Everything is written with busy people in mind: these are the quickest, most efficient methods for preserving summer's bounty. Up-to-date information and clear, step-by-step instructions show even absolute beginners the way to a fully stocked pantry.
(optional), measuring cups, tongs, towels, waxed-paper-lined cookie sheets, freezer containers or bags, freezer tape and an indelible marking pen, a large microwave-safe container with lid or microwave-safe plastic wrap, potholders, and a timer. Select young, fresh vegetables that are just table-ready or slightly immature. Wash, and drain on absorbent towels. Prepare the vegetables as desired: slice, dice, chop, julienne, or leave whole. Clean the sink and fill with water and ice packs (see

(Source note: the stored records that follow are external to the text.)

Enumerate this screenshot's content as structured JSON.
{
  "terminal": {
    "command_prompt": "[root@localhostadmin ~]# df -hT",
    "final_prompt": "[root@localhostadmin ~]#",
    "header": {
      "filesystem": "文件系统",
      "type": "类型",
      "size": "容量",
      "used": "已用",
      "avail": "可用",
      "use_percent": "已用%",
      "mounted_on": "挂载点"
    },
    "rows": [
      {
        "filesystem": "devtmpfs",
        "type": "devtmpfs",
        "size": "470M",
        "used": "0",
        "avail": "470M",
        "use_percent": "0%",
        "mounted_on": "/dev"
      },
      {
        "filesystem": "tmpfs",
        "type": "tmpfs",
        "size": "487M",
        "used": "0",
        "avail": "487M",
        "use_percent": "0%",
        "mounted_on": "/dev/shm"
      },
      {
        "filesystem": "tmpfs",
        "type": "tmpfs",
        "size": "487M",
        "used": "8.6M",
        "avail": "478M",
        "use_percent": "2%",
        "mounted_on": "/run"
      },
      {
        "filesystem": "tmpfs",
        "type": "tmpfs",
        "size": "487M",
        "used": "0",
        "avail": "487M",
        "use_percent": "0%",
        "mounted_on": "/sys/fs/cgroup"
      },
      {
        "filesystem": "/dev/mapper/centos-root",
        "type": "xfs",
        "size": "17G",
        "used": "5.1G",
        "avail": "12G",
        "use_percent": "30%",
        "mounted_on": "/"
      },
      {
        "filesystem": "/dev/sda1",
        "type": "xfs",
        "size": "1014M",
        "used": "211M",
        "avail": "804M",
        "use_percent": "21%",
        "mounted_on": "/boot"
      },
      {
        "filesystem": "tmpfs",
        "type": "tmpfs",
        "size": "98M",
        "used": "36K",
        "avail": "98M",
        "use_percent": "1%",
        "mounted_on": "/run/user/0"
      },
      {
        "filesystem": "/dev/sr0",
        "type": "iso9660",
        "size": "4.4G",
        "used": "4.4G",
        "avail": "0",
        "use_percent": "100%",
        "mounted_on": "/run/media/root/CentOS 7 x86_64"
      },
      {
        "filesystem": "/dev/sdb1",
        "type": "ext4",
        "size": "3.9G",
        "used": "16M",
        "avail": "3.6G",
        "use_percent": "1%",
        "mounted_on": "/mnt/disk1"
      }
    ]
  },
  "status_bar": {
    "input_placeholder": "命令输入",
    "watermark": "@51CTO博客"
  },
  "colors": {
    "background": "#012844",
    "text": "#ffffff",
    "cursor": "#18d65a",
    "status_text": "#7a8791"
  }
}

Tray-Freezing Whole Berries Best and quickest method Wash berries and drain on towels. Pat dry with another towel. Place dry berries on waxed-paper-lined cookie sheets and freeze until solid. Within 24 hours, package loosely in plastic bags and return to freezer. Freezing Blueberries in Sugar Excellent finished product Wash berries and drain on towels. Pat dry with another towel. Add ½ cup of sugar to each quart of berries and mix well. Pack into containers, leaving ½-inch
vinegar 1 tablespoon pickling salt 1 tablespoon celery seed 3 large grape leaves (optional) 10 firm cucumbers or zucchini, 6 to 8 inches long (5 quarts peeled and seeded) 4 large onions 1 tablespoon turmeric Combine the sugar, vinegar, salt, celery seed, and grape leaves, if using, in a preserving kettle. Heat on low while preparing cucumbers. Peel and seed cucumbers; cut into diagonal slices (2½- to 3-inch slices). Peel and slice the onions. Place the vegetables in the hot brine. Bring

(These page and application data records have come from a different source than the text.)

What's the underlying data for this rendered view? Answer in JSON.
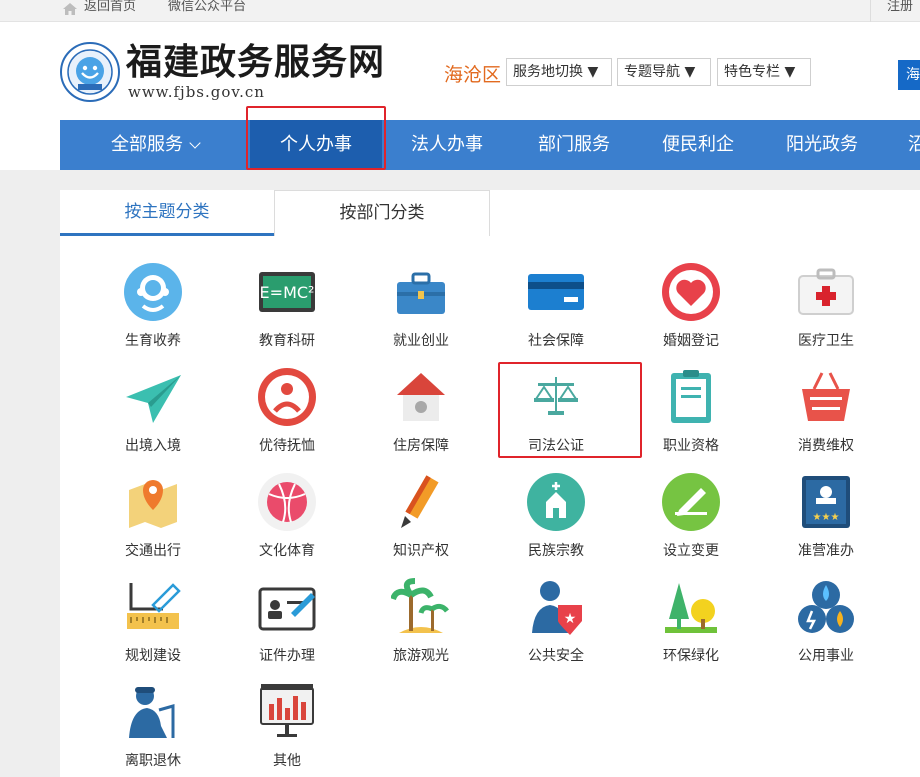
{
  "topbar": {
    "home": "返回首页",
    "wechat": "微信公众平台",
    "register": "注册"
  },
  "header": {
    "title": "福建政务服务网",
    "url": "www.fjbs.gov.cn",
    "region": "海沧区",
    "dropdowns": [
      "服务地切换 ▼",
      "专题导航 ▼",
      "特色专栏 ▼"
    ],
    "edge_button": "海"
  },
  "nav": {
    "items": [
      "全部服务",
      "个人办事",
      "法人办事",
      "部门服务",
      "便民利企",
      "阳光政务",
      "沼"
    ],
    "active": "个人办事"
  },
  "tabs": [
    "按主题分类",
    "按部门分类"
  ],
  "categories": [
    "生育收养",
    "教育科研",
    "就业创业",
    "社会保障",
    "婚姻登记",
    "医疗卫生",
    "出境入境",
    "优待抚恤",
    "住房保障",
    "司法公证",
    "职业资格",
    "消费维权",
    "交通出行",
    "文化体育",
    "知识产权",
    "民族宗教",
    "设立变更",
    "准营准办",
    "规划建设",
    "证件办理",
    "旅游观光",
    "公共安全",
    "环保绿化",
    "公用事业",
    "离职退休",
    "其他"
  ],
  "icons": [
    "birth-adoption-icon",
    "education-icon",
    "employment-icon",
    "social-security-icon",
    "marriage-icon",
    "medical-icon",
    "exit-entry-icon",
    "preferential-icon",
    "housing-icon",
    "judicial-icon",
    "qualification-icon",
    "consumer-icon",
    "transport-icon",
    "culture-sports-icon",
    "intellectual-property-icon",
    "religion-icon",
    "establish-change-icon",
    "permit-icon",
    "planning-icon",
    "certificate-icon",
    "tourism-icon",
    "public-safety-icon",
    "environment-icon",
    "utilities-icon",
    "retirement-icon",
    "other-icon"
  ],
  "colors": {
    "nav_bg": "#3b7fce",
    "nav_active": "#1d5eae",
    "accent": "#2e74c0",
    "region": "#e26a1f",
    "highlight": "#e0242b"
  }
}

Pink kraut indicates a yeast growth on the surface, too much or improperly distributed salt, or improper weighting during fermentation. Rotted kraut is caused by an insufficient covering of brine to exclude air. Dark kraut is caused by cabbage that was washed or trimmed improperly; insufficient covering of brine to exclude air; poor distribution of salt; high fermentation, processing, or storage temperatures; or too much time in storage. Jan’s Spicy Spaghetti Sauce Makes 6 to 7 quarts 30

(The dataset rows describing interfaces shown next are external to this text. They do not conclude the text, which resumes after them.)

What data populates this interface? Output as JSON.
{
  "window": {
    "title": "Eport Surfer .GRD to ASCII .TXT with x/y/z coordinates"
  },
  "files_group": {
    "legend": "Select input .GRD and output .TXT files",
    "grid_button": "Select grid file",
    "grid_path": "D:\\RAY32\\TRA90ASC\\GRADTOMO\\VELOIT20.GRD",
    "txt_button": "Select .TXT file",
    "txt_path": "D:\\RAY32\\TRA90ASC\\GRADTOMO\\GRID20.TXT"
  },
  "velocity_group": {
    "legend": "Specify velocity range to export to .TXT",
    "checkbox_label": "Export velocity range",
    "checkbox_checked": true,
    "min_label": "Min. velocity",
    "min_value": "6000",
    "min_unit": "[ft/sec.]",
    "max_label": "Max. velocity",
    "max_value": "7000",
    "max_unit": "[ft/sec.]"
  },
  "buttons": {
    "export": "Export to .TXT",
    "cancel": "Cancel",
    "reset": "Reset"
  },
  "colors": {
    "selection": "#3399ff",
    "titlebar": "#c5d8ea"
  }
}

directions only. Follow the exact recipes that come in the package with the commercial pectin. If you have already canned or frozen unsweetened fruit juice, you may use the juice and skip steps 1 to 4. Wash fruit. Do not remove skins or cores. Place fruit in a heavy-bottomed saucepan. To hard fruits, such as apples, add 1 cup of water per pound of fruit. For berries and grapes, use only enough water to prevent scorching. Crush soft fruits to start the flow of juice. Bring to a boil over high